Treatment depends on the cause of your palpitations. Any underlying medical conditions will have to be addressed.
Most of the time, no cause for palpitations is found, and no treatment is advised.
If your palpitations are due to controllable lifestyle choices such as smoking or too much caffeine, simply cutting down or eliminating those substances may be all that is needed. If you think medication may be the problem, ask your doctor about alternative medications or treatments.
- Lower your intake of caffeine and nicotine. This will often reduce heart palpitations.
- Learn to reduce stress and anxiety. This can help prevent palpitations and help you better manage them when they occur.
- Try deep relaxation or breathing exercises.
- Practice yoga, meditation, or tai chi.
- Get regular exercise.
- Do not smoke.
Once a serious cause has been ruled out by your doctor, try not to pay close attention to heart palpitations. This may cause stress. However, contact your doctor if you notice a sudden increase or a change in them.
When you may have a heart problem

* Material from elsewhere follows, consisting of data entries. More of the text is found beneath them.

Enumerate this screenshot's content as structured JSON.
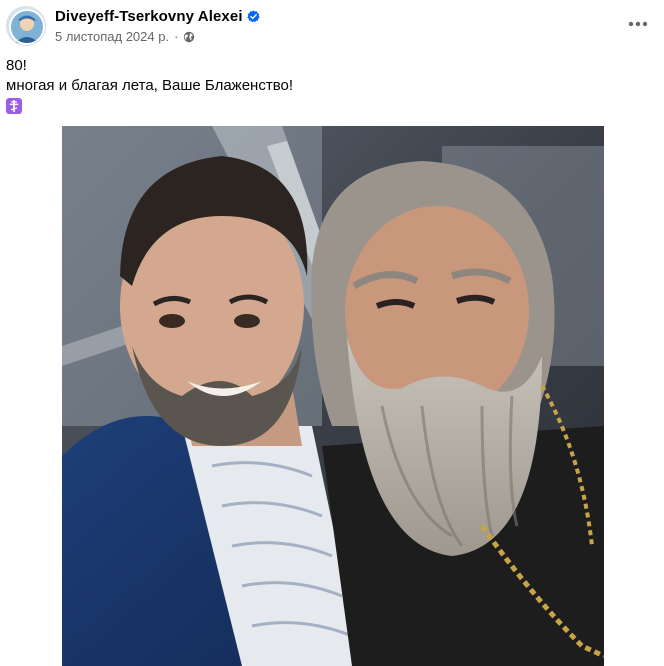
{
  "post": {
    "author": "Diveyeff-Tserkovny Alexei",
    "date": "5 листопад 2024 р.",
    "separator": "·",
    "text_line1": "80!",
    "text_line2": "многая и благая лета, Ваше Блаженство!",
    "icons": {
      "avatar": "profile-avatar",
      "verified": "verified-badge-icon",
      "audience": "globe-icon",
      "more": "more-options-icon",
      "emoji": "orthodox-cross-emoji-icon"
    },
    "colors": {
      "verified_blue": "#0866ff",
      "emoji_purple": "#9b5de5",
      "secondary_text": "#65676b"
    }
  }
}
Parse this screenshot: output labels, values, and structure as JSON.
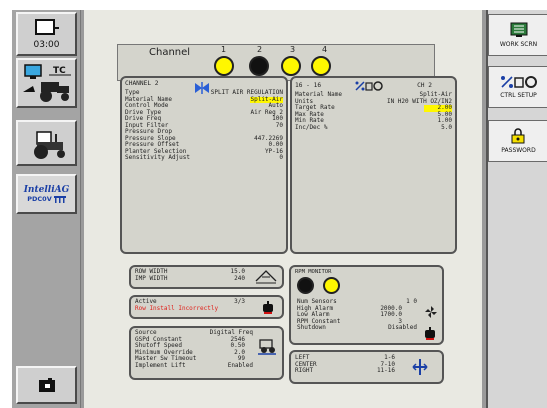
{
  "left_bar": {
    "time": "03:00",
    "intellag_line1": "IntelliAG",
    "intellag_line2": "PDC0V"
  },
  "right_bar": {
    "work_screen": "WORK SCRN",
    "ctrl_setup": "CTRL SETUP",
    "password": "PASSWORD"
  },
  "channel": {
    "label": "Channel",
    "numbers": [
      "1",
      "2",
      "3",
      "4"
    ],
    "left_panel": {
      "title": "CHANNEL 2",
      "rows": [
        {
          "k": "Type",
          "v": "SPLIT AIR REGULATION"
        },
        {
          "k": "Material Name",
          "v": "Split-Air"
        },
        {
          "k": "Control Mode",
          "v": "Auto"
        },
        {
          "k": "Drive Type",
          "v": "Air Reg 2"
        },
        {
          "k": "Drive Freq",
          "v": "100"
        },
        {
          "k": "Input Filter",
          "v": "70"
        },
        {
          "k": "Pressure Drop",
          "v": ""
        },
        {
          "k": "Pressure Slope",
          "v": "447.2269"
        },
        {
          "k": "Pressure Offset",
          "v": "0.00"
        },
        {
          "k": "Planter Selection",
          "v": "YP-16"
        },
        {
          "k": "Sensitivity Adjust",
          "v": "0"
        }
      ]
    },
    "right_panel": {
      "range": "16 - 16",
      "ch": "CH 2",
      "rows": [
        {
          "k": "Material Name",
          "v": "Split-Air"
        },
        {
          "k": "Units",
          "v": "IN H20 WITH OZ/IN2"
        },
        {
          "k": "Target Rate",
          "v": "2.00"
        },
        {
          "k": "Max Rate",
          "v": "5.00"
        },
        {
          "k": "Min Rate",
          "v": "1.00"
        },
        {
          "k": "Inc/Dec %",
          "v": "5.0"
        }
      ]
    }
  },
  "widths": {
    "rows": [
      {
        "k": "ROW WIDTH",
        "v": "15.0"
      },
      {
        "k": "IMP WIDTH",
        "v": "240"
      }
    ]
  },
  "active": {
    "label": "Active",
    "value": "3/3",
    "warning": "Row Install Incorrectly"
  },
  "source": {
    "rows": [
      {
        "k": "Source",
        "v": "Digital Freq"
      },
      {
        "k": "GSPd Constant",
        "v": "2546"
      },
      {
        "k": "Shutoff Speed",
        "v": "0.50"
      },
      {
        "k": "Minimum Override",
        "v": "2.0"
      },
      {
        "k": "Master Sw Timeout",
        "v": "99"
      },
      {
        "k": "Implement Lift",
        "v": "Enabled"
      }
    ]
  },
  "rpm": {
    "title": "RPM MONITOR",
    "rows": [
      {
        "k": "Num Sensors",
        "v": "1",
        "u": "0"
      },
      {
        "k": "High Alarm",
        "v": "2000.0"
      },
      {
        "k": "Low Alarm",
        "v": "1700.0"
      },
      {
        "k": "RPM Constant",
        "v": "3"
      },
      {
        "k": "Shutdown",
        "v": "Disabled"
      }
    ]
  },
  "sides": {
    "rows": [
      {
        "k": "LEFT",
        "v": "1-6"
      },
      {
        "k": "CENTER",
        "v": "7-10"
      },
      {
        "k": "RIGHT",
        "v": "11-16"
      }
    ]
  }
}
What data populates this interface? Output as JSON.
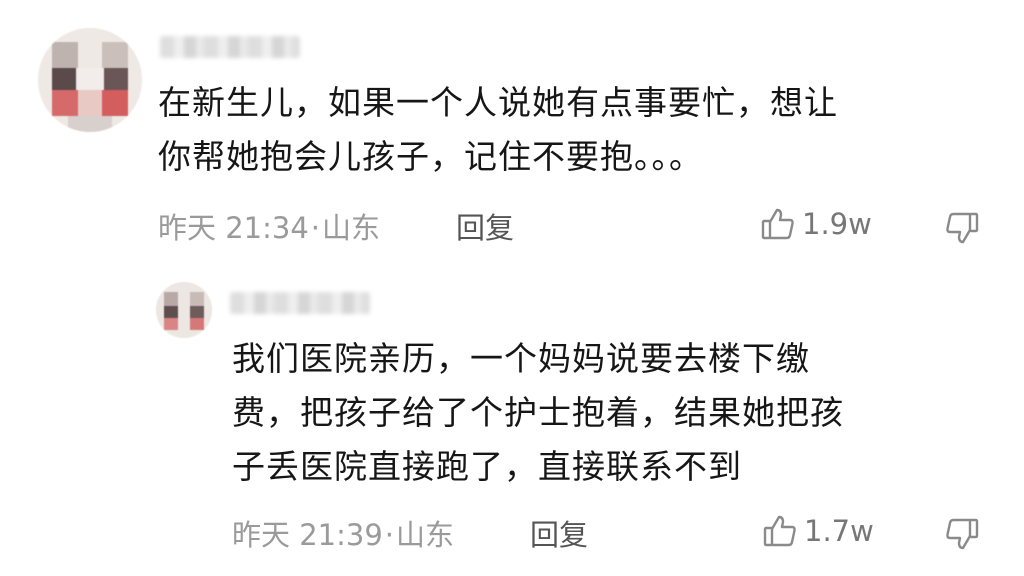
{
  "comments": [
    {
      "text": "在新生儿，如果一个人说她有点事要忙，想让\n你帮她抱会儿孩子，记住不要抱。。。",
      "time": "昨天 21:34",
      "separator": "·",
      "location": "山东",
      "reply_label": "回复",
      "like_count": "1.9w"
    },
    {
      "text": "我们医院亲历，一个妈妈说要去楼下缴\n费，把孩子给了个护士抱着，结果她把孩\n子丢医院直接跑了，直接联系不到",
      "time": "昨天 21:39",
      "separator": "·",
      "location": "山东",
      "reply_label": "回复",
      "like_count": "1.7w"
    }
  ],
  "icons": {
    "like": "thumbs-up-icon",
    "dislike": "thumbs-down-icon"
  },
  "colors": {
    "text": "#161616",
    "meta": "#9a9a9a",
    "reply": "#555555",
    "icon": "#8a8a8a"
  }
}
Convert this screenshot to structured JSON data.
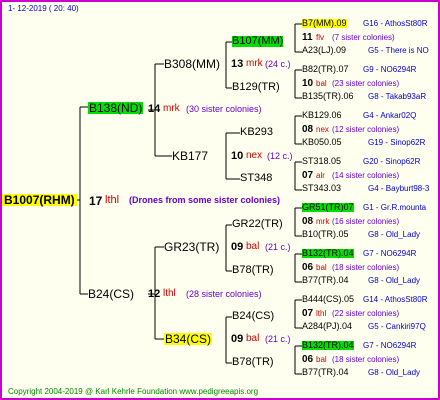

If you start to experience palpitations more often, or if they get worse or occur with other symptoms such as dizziness or tightness in your chest, see your GP. You may have a heart rhythm problem (arrhythmia), such as atrial fibrillation or supraventricular tachycardia (SVT).
There are also other, less common, heart rhythm conditions that may be the cause of your palpitations. These can be determined by appropriate tests. When your GP or hospital discovers the exact problem with your heart, ask them to explain it to you.